Welcome to The Arboretum!
Arboretum Open for Walkthrough Access Only Until Further Notice - NO VEHICULAR ACCESS AND NO PARKING ALLOWED.
April 3, 2020. The Ontario government announced the immediate closure of all outdoor recreational amenities, with the exception of greenspaces that are used for walkthrough access. In keeping with this announcement, the University of Guelph Arboretum will now be open only for walkthrough access. Those walking through The Arboretum must maintain a distance of two metres between themselves and others. There is currently no vehicular access to The Arboretum site. Our parking lots are closed.
We kindly ask visitors to The Arboretum to respect our site and keep your dogs on a leash at all times. Please note that Arboretum buildings, disc golf course and parking lots are currently closed. For up-to-date campus information, visit the U of Guelph COVID-19 page.
The Arboretum, University of Guelph, encompasses 400 acres of plant collections, gardens, walking trails, natural woodlands, wetlands, and meadows. Adjacent to the university's main campus, The Arboretum is free to the public and open dawn until dusk - we welcome you to visit!
Established in 1970, The Arboretum is home to more than 2000 different taxa of woody plants, organized into collections that include a synoptic World of Trees collection, as well as a Native Trees of Ontario collection, and noteworthy collections of Oaks and Beeches, Maples, and Conifers.
With a mandate to support teaching, research, and outreach at the university, The Arboretum is integral to many undergraduate courses, and acts as a 'living laboratory', providing support, expertise, and a wide variety of plants species and environments for researchers at all levels. We also offer dozens of workshops and other programs aimed at the general public, with the goal of helping to connect people with plants and nature.
We have a strong focus on the conservation of woody plants native to the province of Ontario.

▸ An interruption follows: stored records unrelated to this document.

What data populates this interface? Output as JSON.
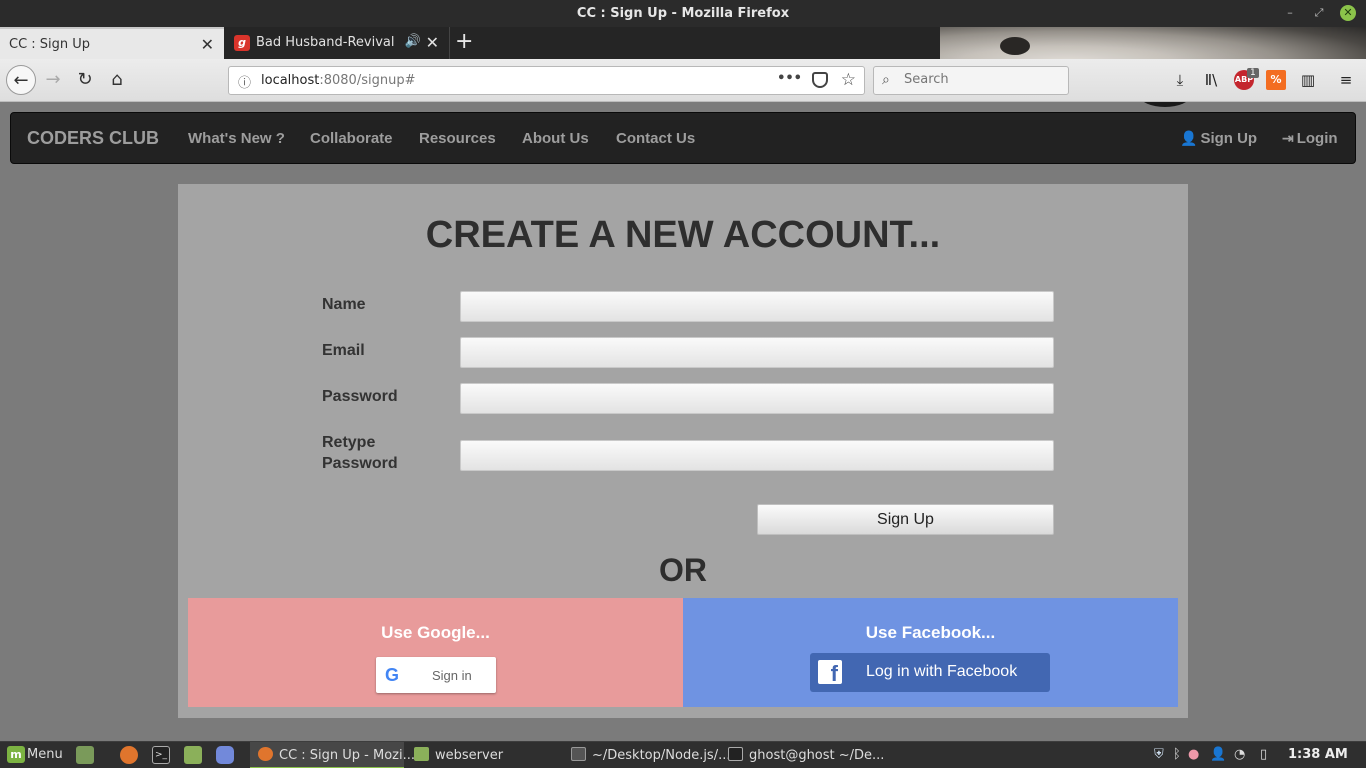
{
  "window": {
    "title": "CC : Sign Up - Mozilla Firefox"
  },
  "tabs": [
    {
      "label": "CC : Sign Up",
      "active": true
    },
    {
      "label": "Bad Husband-Revival",
      "active": false,
      "favicon_letter": "g"
    }
  ],
  "navbar": {
    "url_host": "localhost",
    "url_path": ":8080/signup#",
    "search_placeholder": "Search",
    "adblock_count": "1",
    "adblock_label": "ABP"
  },
  "site": {
    "brand": "CODERS CLUB",
    "links": [
      "What's New ?",
      "Collaborate",
      "Resources",
      "About Us",
      "Contact Us"
    ],
    "signup_label": "Sign Up",
    "login_label": "Login"
  },
  "form": {
    "heading": "CREATE A NEW ACCOUNT...",
    "name_label": "Name",
    "email_label": "Email",
    "password_label": "Password",
    "retype_label_line1": "Retype",
    "retype_label_line2": "Password",
    "submit_label": "Sign Up",
    "or_text": "OR"
  },
  "social": {
    "google_title": "Use Google...",
    "google_button": "Sign in",
    "facebook_title": "Use Facebook...",
    "facebook_button": "Log in with Facebook"
  },
  "taskbar": {
    "menu_label": "Menu",
    "tasks": [
      "CC : Sign Up - Mozi...",
      "webserver",
      "~/Desktop/Node.js/...",
      "ghost@ghost ~/De..."
    ],
    "clock": "1:38 AM"
  },
  "colors": {
    "google_panel": "#e89b9b",
    "facebook_panel": "#6f93e2",
    "facebook_button": "#4267b2",
    "site_nav": "#222222",
    "form_panel": "#a4a4a4"
  }
}
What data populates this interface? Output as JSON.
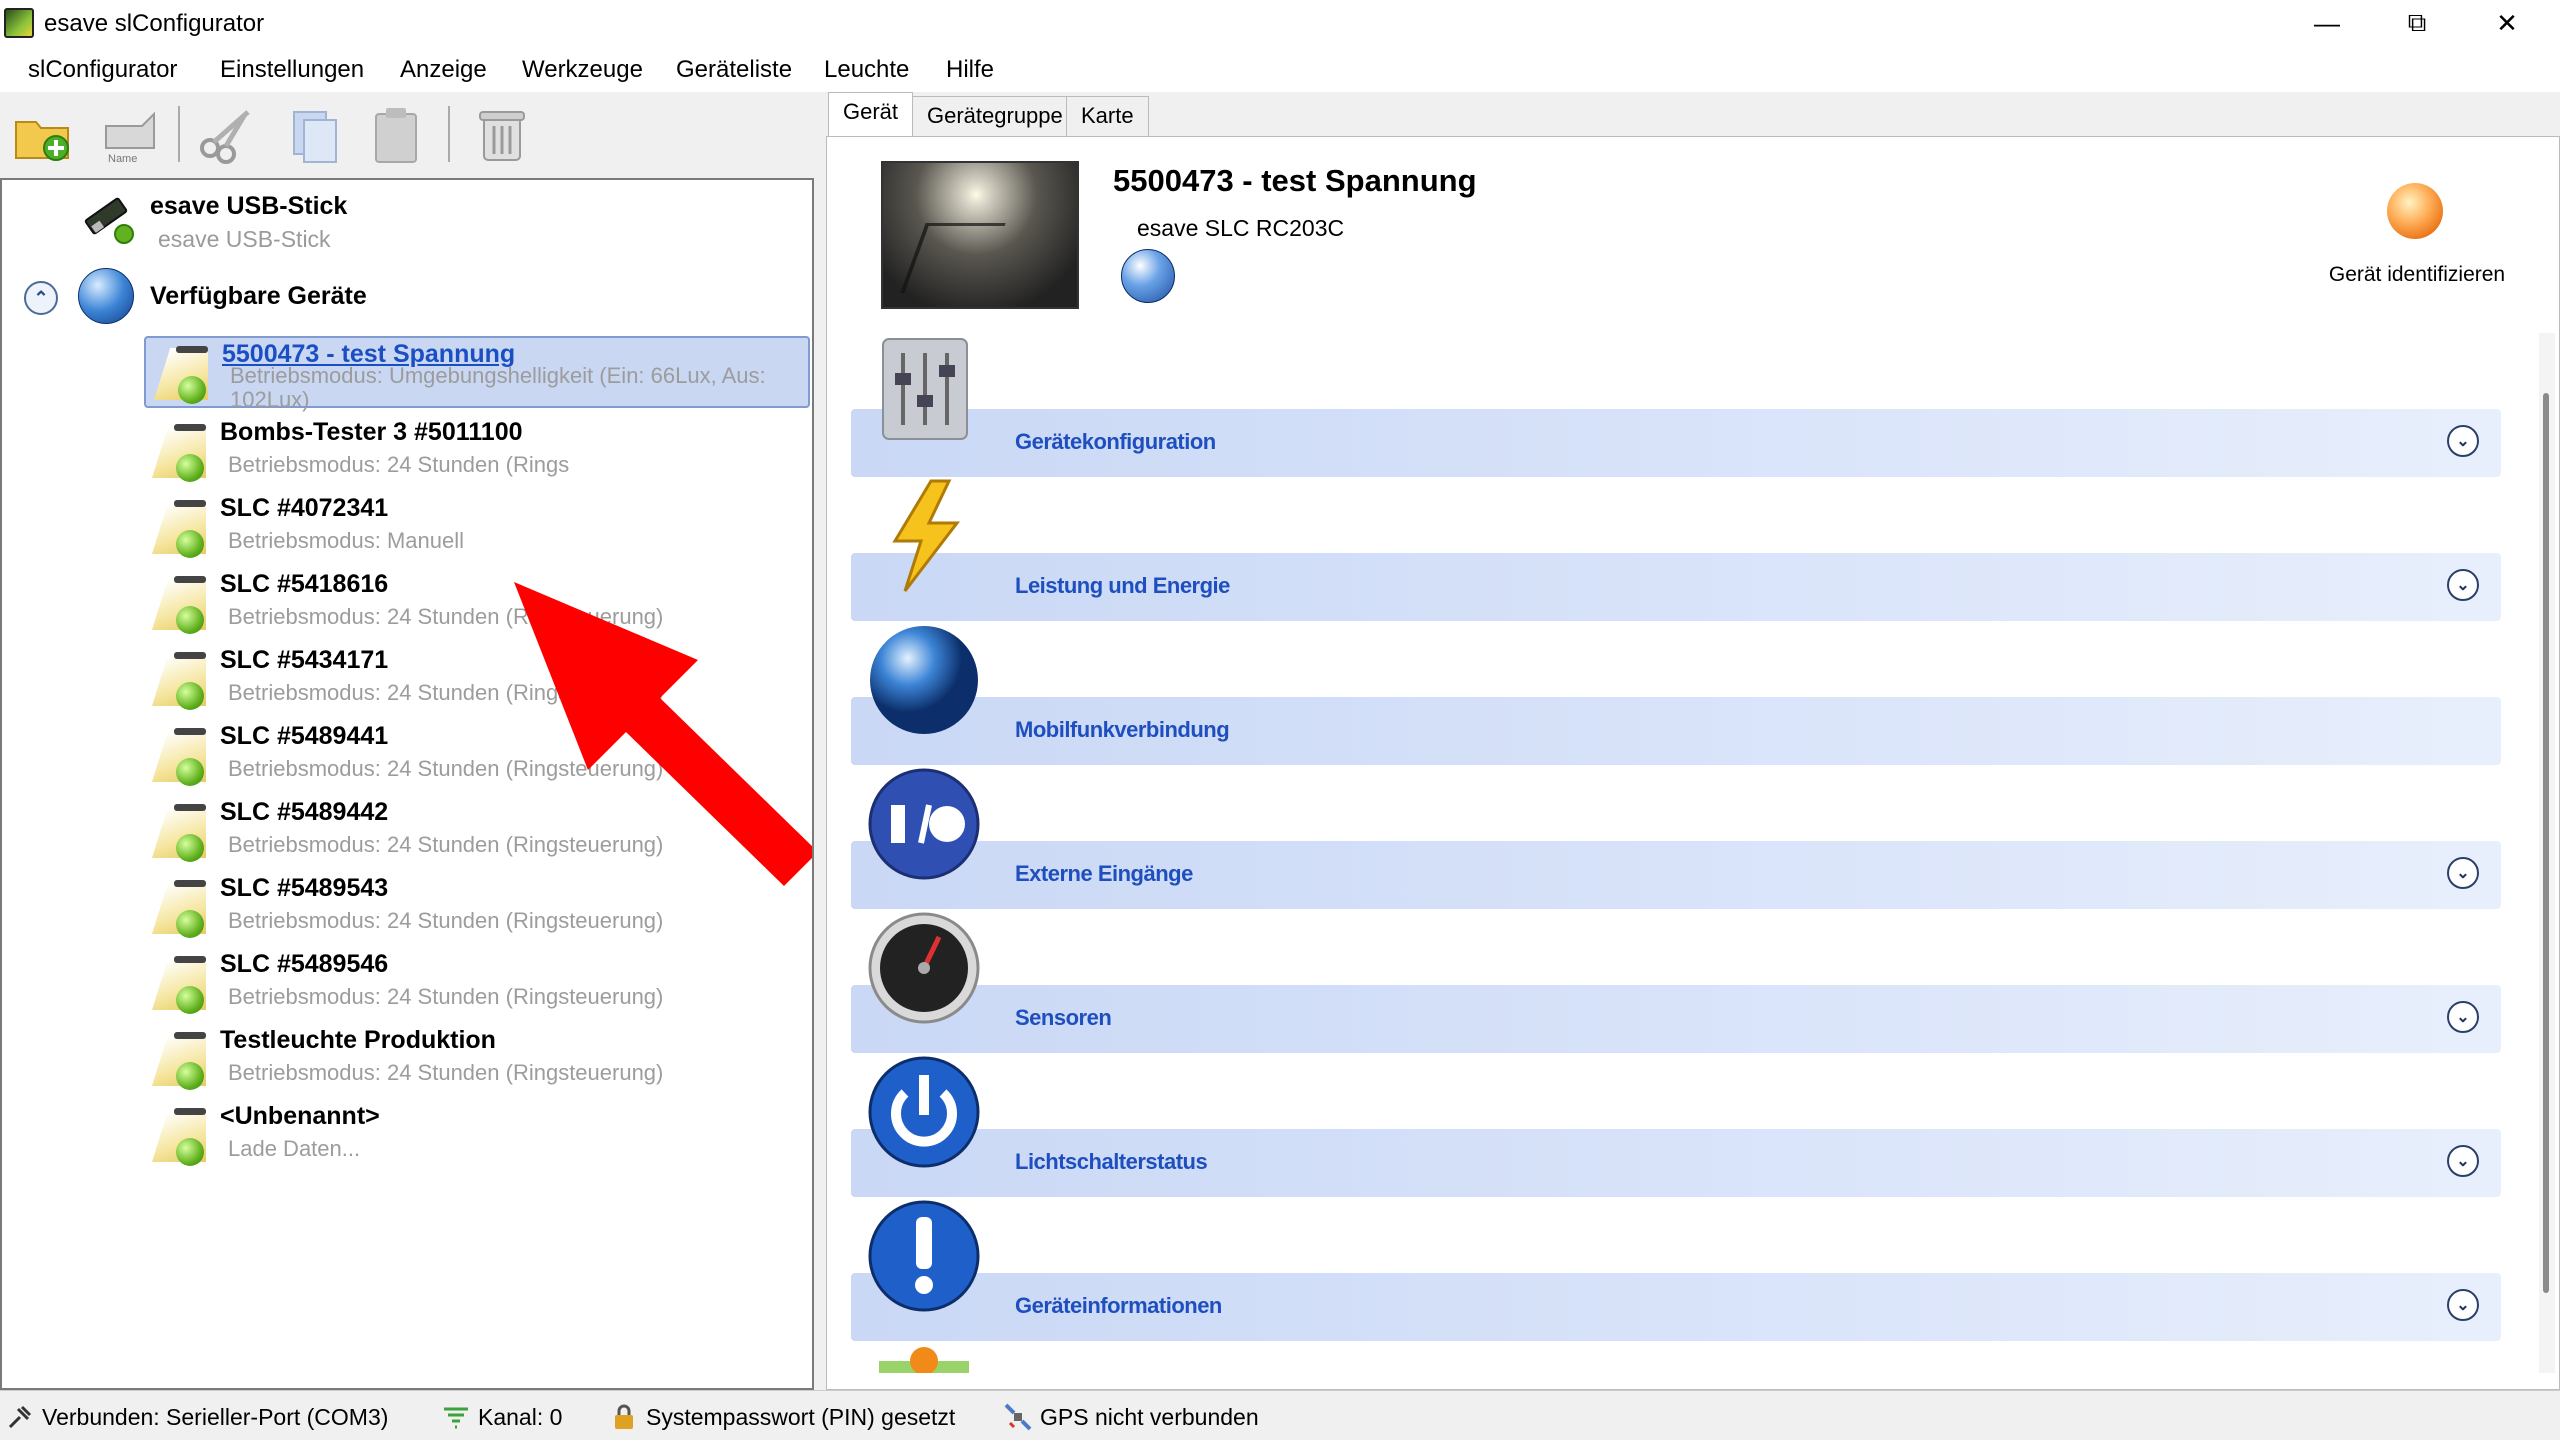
{
  "window": {
    "title": "esave slConfigurator"
  },
  "menu": [
    "slConfigurator",
    "Einstellungen",
    "Anzeige",
    "Werkzeuge",
    "Geräteliste",
    "Leuchte",
    "Hilfe"
  ],
  "toolbar": {
    "rename_label": "Name"
  },
  "tree": {
    "usb": {
      "title": "esave USB-Stick",
      "subtitle": "esave USB-Stick"
    },
    "available": {
      "title": "Verfügbare Geräte"
    },
    "devices": [
      {
        "title": "5500473 - test Spannung",
        "subtitle": "Betriebsmodus: Umgebungshelligkeit (Ein: 66Lux, Aus: 102Lux)",
        "selected": true
      },
      {
        "title": "Bombs-Tester 3 #5011100",
        "subtitle": "Betriebsmodus: 24 Stunden (Rings"
      },
      {
        "title": "SLC #4072341",
        "subtitle": "Betriebsmodus: Manuell"
      },
      {
        "title": "SLC #5418616",
        "subtitle": "Betriebsmodus: 24 Stunden (Ringsteuerung)"
      },
      {
        "title": "SLC #5434171",
        "subtitle": "Betriebsmodus: 24 Stunden (Ringsteuerung)"
      },
      {
        "title": "SLC #5489441",
        "subtitle": "Betriebsmodus: 24 Stunden (Ringsteuerung)"
      },
      {
        "title": "SLC #5489442",
        "subtitle": "Betriebsmodus: 24 Stunden (Ringsteuerung)"
      },
      {
        "title": "SLC #5489543",
        "subtitle": "Betriebsmodus: 24 Stunden (Ringsteuerung)"
      },
      {
        "title": "SLC #5489546",
        "subtitle": "Betriebsmodus: 24 Stunden (Ringsteuerung)"
      },
      {
        "title": "Testleuchte Produktion",
        "subtitle": "Betriebsmodus: 24 Stunden (Ringsteuerung)"
      },
      {
        "title": "<Unbenannt>",
        "subtitle": "Lade Daten..."
      }
    ]
  },
  "tabs": [
    "Gerät",
    "Gerätegruppe",
    "Karte"
  ],
  "device": {
    "name": "5500473 - test Spannung",
    "model": "esave SLC RC203C",
    "identify_label": "Gerät identifizieren"
  },
  "sections": [
    {
      "label": "Gerätekonfiguration",
      "icon": "sliders-icon",
      "expandable": true
    },
    {
      "label": "Leistung und Energie",
      "icon": "lightning-icon",
      "expandable": true
    },
    {
      "label": "Mobilfunkverbindung",
      "icon": "globe-icon",
      "expandable": false
    },
    {
      "label": "Externe Eingänge",
      "icon": "io-icon",
      "expandable": true
    },
    {
      "label": "Sensoren",
      "icon": "gauge-icon",
      "expandable": true
    },
    {
      "label": "Lichtschalterstatus",
      "icon": "power-icon",
      "expandable": true
    },
    {
      "label": "Geräteinformationen",
      "icon": "info-icon",
      "expandable": true
    }
  ],
  "status": {
    "connection": "Verbunden: Serieller-Port (COM3)",
    "channel": "Kanal: 0",
    "password": "Systempasswort (PIN) gesetzt",
    "gps": "GPS nicht verbunden"
  },
  "colors": {
    "accent": "#1f4fbf",
    "selection": "#c9d7f2",
    "band": "#c9d8f5",
    "annotation_arrow": "#ff0000"
  }
}
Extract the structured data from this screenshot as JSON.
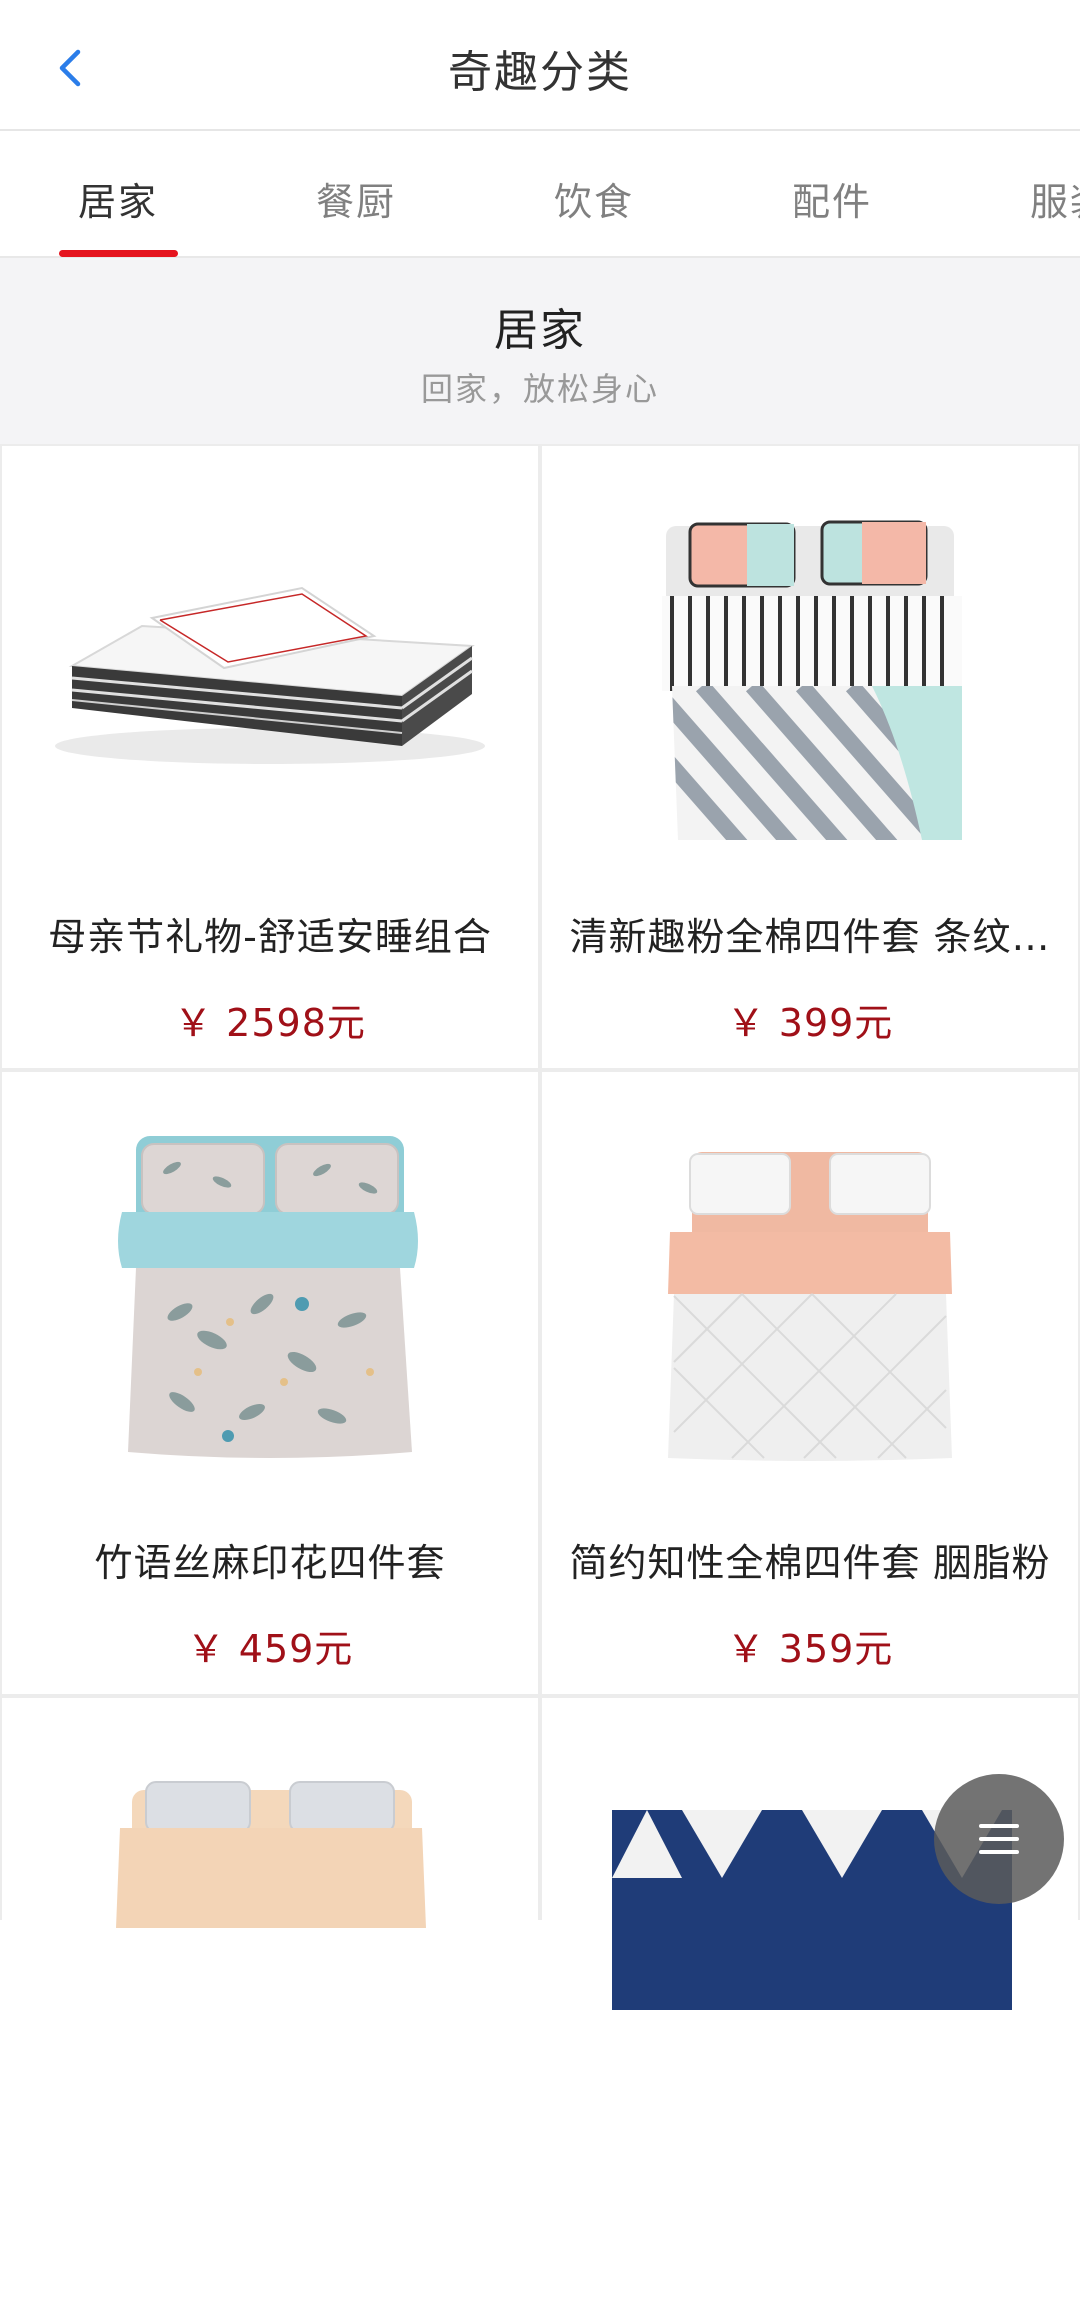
{
  "header": {
    "title": "奇趣分类"
  },
  "tabs": [
    {
      "label": "居家",
      "active": true
    },
    {
      "label": "餐厨",
      "active": false
    },
    {
      "label": "饮食",
      "active": false
    },
    {
      "label": "配件",
      "active": false
    },
    {
      "label": "服装",
      "active": false
    }
  ],
  "section": {
    "title": "居家",
    "subtitle": "回家，放松身心"
  },
  "products": [
    {
      "name": "母亲节礼物-舒适安睡组合",
      "price": "￥ 2598元"
    },
    {
      "name": "清新趣粉全棉四件套 条纹…",
      "price": "￥ 399元"
    },
    {
      "name": "竹语丝麻印花四件套",
      "price": "￥ 459元"
    },
    {
      "name": "简约知性全棉四件套 胭脂粉",
      "price": "￥ 359元"
    },
    {
      "name": "",
      "price": ""
    },
    {
      "name": "",
      "price": ""
    }
  ],
  "colors": {
    "accent": "#e5141e",
    "price": "#a01018",
    "background": "#f4f4f6"
  },
  "icons": {
    "back": "chevron-left-icon",
    "menu": "hamburger-menu-icon"
  }
}
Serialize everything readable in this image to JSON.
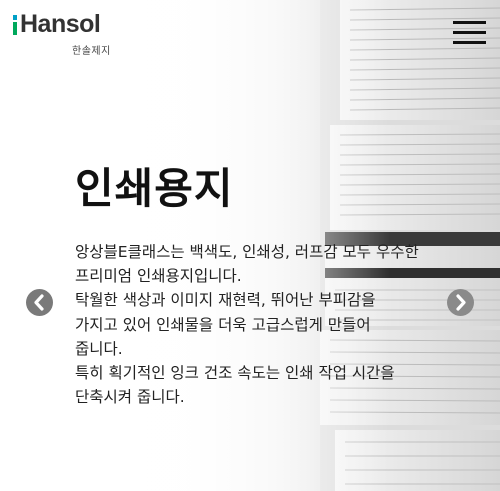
{
  "brand": {
    "logo_text": "Hansol",
    "logo_subtext": "한솔제지"
  },
  "header": {
    "menu_icon": "hamburger-menu-icon"
  },
  "slide": {
    "title": "인쇄용지",
    "description_lines": [
      "앙상블E클래스는 백색도, 인쇄성, 러프감 모두 우수한 프리미엄 인쇄용지입니다.",
      "탁월한 색상과 이미지 재현력, 뛰어난 부피감을 가지고 있어 인쇄물을 더욱 고급스럽게 만들어 줍니다.",
      "특히 획기적인 잉크 건조 속도는 인쇄 작업 시간을 단축시켜 줍니다."
    ]
  },
  "carousel": {
    "prev_icon": "chevron-left-icon",
    "next_icon": "chevron-right-icon"
  },
  "colors": {
    "logo_blue": "#00a0c6",
    "logo_green": "#00a95c",
    "text": "#111111",
    "arrow_bg": "#7a7a7a"
  }
}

We lead long-running initiatives such as the Rare Woody Plants of Ontario program, through which we archive, in living gene banks, representative specimens of rare and at-risk trees and shrubs of the province. Our Elm Recovery Project is aimed at breeding a genetically diverse, Ontario-sourced American Elm population that is tolerant of Dutch Elm Disease.
Arboretum on Twitter
A new species of lichen has been discovered, and it's only found in the Arboretum! Watch this video to find out more!